If the soft PVC carrier and the PE film are purchased materials, analytical laboratory resources will be needed for quality control to identify the raw materials used. Often, all additives contained in all materials used must be identified in order to ascertain their compatibility with the adhesive, which of course must also undergo compositional analysis. The focus of the product quality control efforts would typically be the determination of the polymer composition and the adhesive resin content. For these and similar tasks, Pyrolysis-GC/MS has proven particularly useful. Thermal fragmentation followed by GC separation and MS determination offers a range of possibilities for qualitative and quantitative analysis as the three following examples show.
Using Pyrolysis GC/MS to determine additives in polymers
To help assess, whether an adhesive would be compatible with a PVC carrier film, the plasticizer used in the PVC was determined. A combined analysis procedure of IR spectroscopy and pyrolysis GC/MS was used; in both cases, methods were selected, which didn’t rely on solvent-based extraction. Based on the IR analysis, it was determined that there was polyurethane in the PVC, but no phthalate. The PVC film was then pyrolyzed at 800 °C and the fragments identified. In addition to the hydrochloric acid fragment, which is to be expected when pyrolyzing PVC, a high intensity peak for the hexamethylene diisocyanate (HDI or HMDI) fragment was found. This information made it clear that a polyurethane- based plasticizer, which contained HMDI as isocyanate component, was used for the PVC. Based on experience, the plasticizer was deemed compatible for use with the adhesive.
Quantifying additives with pyrolysis GC/MS

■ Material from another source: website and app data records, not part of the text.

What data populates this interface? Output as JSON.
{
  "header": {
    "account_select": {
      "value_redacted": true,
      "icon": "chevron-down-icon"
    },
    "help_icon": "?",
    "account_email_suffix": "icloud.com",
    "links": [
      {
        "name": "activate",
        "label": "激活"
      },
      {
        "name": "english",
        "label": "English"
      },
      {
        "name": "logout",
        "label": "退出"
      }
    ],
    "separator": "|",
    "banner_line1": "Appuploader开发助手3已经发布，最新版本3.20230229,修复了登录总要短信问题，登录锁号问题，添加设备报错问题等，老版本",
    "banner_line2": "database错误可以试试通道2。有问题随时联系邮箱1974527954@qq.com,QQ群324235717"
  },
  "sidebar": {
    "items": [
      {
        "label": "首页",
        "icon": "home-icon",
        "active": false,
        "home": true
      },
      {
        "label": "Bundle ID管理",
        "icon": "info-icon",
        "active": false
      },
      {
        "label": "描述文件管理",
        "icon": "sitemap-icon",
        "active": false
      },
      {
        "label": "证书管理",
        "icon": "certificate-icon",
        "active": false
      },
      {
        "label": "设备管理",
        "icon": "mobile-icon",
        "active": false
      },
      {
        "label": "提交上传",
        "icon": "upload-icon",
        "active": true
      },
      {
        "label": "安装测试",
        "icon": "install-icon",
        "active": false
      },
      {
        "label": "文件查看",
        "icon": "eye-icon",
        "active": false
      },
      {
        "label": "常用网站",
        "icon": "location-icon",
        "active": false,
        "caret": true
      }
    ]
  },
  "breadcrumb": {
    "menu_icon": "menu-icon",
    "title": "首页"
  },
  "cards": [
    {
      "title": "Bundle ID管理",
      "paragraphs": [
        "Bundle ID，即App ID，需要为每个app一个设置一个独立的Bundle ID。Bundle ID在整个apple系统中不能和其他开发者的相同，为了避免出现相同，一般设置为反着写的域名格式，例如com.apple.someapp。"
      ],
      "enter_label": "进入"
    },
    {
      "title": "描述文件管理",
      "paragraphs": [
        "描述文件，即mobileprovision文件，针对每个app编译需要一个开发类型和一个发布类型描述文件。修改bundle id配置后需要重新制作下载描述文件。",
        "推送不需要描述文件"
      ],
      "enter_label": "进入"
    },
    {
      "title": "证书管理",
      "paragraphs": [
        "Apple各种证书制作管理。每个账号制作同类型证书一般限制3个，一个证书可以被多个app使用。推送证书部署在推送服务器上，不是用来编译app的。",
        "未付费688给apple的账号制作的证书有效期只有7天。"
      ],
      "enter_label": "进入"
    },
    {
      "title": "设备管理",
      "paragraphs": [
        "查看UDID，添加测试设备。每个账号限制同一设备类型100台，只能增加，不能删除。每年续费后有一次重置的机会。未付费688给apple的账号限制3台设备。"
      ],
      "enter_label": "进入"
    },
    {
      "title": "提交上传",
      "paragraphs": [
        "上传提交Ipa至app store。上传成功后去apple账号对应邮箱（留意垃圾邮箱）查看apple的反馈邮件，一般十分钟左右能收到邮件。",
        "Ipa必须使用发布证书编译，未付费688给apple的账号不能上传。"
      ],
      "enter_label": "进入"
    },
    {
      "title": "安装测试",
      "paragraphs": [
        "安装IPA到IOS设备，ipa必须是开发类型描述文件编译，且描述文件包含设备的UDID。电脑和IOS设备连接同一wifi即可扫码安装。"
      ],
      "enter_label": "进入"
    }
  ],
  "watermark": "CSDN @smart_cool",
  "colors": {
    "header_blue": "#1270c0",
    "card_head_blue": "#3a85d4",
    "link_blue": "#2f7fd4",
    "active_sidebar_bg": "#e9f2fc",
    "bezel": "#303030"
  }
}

In order to quantify adhesive resin content, in this case rosin aka colophony resin, a pyrolysis GC/MS method based on matrix- matched calibration was developed. The main challenges during method development were to identify and select suitable pyrolysis fragments as markers for individual adhesive resins and to optimize sample preparation in order to achieve adequate reproducibility. Methyl abietate (m/z = 316) was selected as marker for rosin methyl ester (see figure). For hydrated rosin resins, norabietan (m/z = 262) was used as quantification marker. Both methods were developed as Single Ion Monitoring (SIM) methods in order to achieve better signal to noise ratios and higher sensitivity. The sample preparation was optimized as follows: The adhesive material sample was weighed on silicone-coated release paper, i.e. anti-adhesive paper (sample weight: 0.5-1 mg). Then the sample was sprinkled with a fine glass powder, which prevents the sample from adhering to the pyrolysis tube without interfering with the pyrolysis process and without impacting the analysis result. For all samples and calibration standards, duplicate analyses were performed and the mean values used. Calibration standards were generated by adding 5 to 40 % (w/w) rosin resin to resinfree polyacrylate adhesive material made up of n-butyl acrylate, 2-ethylhexyl acrylate and acrylic acid. The calibration standards were pyrolyzed at 800 °C resulting in a calibration curve with a correlation coefficient of 0.9916. The calibrated methods were subsequently used to determine both the rosin resin and the hydrated rosin resin contents in polyacrylate adhesives. Additional hydrated resin types were analyzed to determine whether hydrated rosin glycerol ester resin or other esterbased resins could be analyzed quantitatively. Multiple rosin methyl ester resins from different manufacturers were finally analyzed. For both methods it was found that the rosin resin content could be determined with a standard deviation below 4 %. Given the highly heterogeneous nature of such adhesive resins, the developed pyrolysis GC/MS methods for quantitative determination of resin content are considered sufficiently accurate. Using this method, the rosin resin content of polyacrylate adhesives can be determined for quality control purposes. Further investigations will determine whether the methods can be applied to other matrices such as synthetic caoutchouc materials. It should also be possible to expand the use of the method to determine other resin classes such as polyterpene resins and hydrocarbon resins.
Pyrolysis GC/MS is a versatile technique, which can be used for qualitative as well as quantitative analysis of polymers in general and, as shown in this work, also of adhesive materials. Of particular benefit to the analyst is the very limited effort required for sample preparation as well as the considerable depth of information obtained – even from just a single analysis. Editor: GDeußing
Source and further more information
 Aylin Meß, Vjaceslav Frank und Andreas Westphal, tesa SE, Quickbornstraße 24, 20253 Hamburg
 Automated Pyrolysis